* _Your instructions_
Every record shown here needs to be repeated exactly.

[Page and application data records]
# # #

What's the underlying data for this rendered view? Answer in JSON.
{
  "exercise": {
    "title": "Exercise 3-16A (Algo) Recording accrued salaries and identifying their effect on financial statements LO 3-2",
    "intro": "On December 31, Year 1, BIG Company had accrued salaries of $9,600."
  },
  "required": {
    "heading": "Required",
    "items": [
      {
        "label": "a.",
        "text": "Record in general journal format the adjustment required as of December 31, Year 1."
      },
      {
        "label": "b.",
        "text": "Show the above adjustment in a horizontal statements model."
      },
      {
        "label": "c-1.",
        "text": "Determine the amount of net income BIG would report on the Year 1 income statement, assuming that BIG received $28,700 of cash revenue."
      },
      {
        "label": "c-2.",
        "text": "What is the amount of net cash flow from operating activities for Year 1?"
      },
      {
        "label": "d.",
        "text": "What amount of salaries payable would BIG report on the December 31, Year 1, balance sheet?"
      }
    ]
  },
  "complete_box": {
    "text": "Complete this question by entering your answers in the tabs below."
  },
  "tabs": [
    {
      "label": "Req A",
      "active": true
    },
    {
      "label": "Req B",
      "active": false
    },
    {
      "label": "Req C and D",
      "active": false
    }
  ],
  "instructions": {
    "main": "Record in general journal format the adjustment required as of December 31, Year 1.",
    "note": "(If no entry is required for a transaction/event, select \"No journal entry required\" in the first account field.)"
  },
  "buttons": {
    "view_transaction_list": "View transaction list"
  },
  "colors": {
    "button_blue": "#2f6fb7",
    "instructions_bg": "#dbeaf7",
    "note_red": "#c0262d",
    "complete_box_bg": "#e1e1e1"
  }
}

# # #

* _Solution below_
What's the underlying data for this rendered view? Answer in JSON.
{
  "exercise": {
    "title": "Exercise 3-16A (Algo) Recording accrued salaries and identifying their effect on financial statements LO 3-2",
    "intro": "On December 31, Year 1, BIG Company had accrued salaries of $9,600."
  },
  "required": {
    "heading": "Required",
    "items": [
      {
        "label": "a.",
        "text": "Record in general journal format the adjustment required as of December 31, Year 1."
      },
      {
        "label": "b.",
        "text": "Show the above adjustment in a horizontal statements model."
      },
      {
        "label": "c-1.",
        "text": "Determine the amount of net income BIG would report on the Year 1 income statement, assuming that BIG received $28,700 of cash revenue."
      },
      {
        "label": "c-2.",
        "text": "What is the amount of net cash flow from operating activities for Year 1?"
      },
      {
        "label": "d.",
        "text": "What amount of salaries payable would BIG report on the December 31, Year 1, balance sheet?"
      }
    ]
  },
  "complete_box": {
    "text": "Complete this question by entering your answers in the tabs below."
  },
  "tabs": [
    {
      "label": "Req A",
      "active": true
    },
    {
      "label": "Req B",
      "active": false
    },
    {
      "label": "Req C and D",
      "active": false
    }
  ],
  "instructions": {
    "main": "Record in general journal format the adjustment required as of December 31, Year 1.",
    "note": "(If no entry is required for a transaction/event, select \"No journal entry required\" in the first account field.)"
  },
  "buttons": {
    "view_transaction_list": "View transaction list"
  },
  "colors": {
    "button_blue": "#2f6fb7",
    "instructions_bg": "#dbeaf7",
    "note_red": "#c0262d",
    "complete_box_bg": "#e1e1e1"
  }
}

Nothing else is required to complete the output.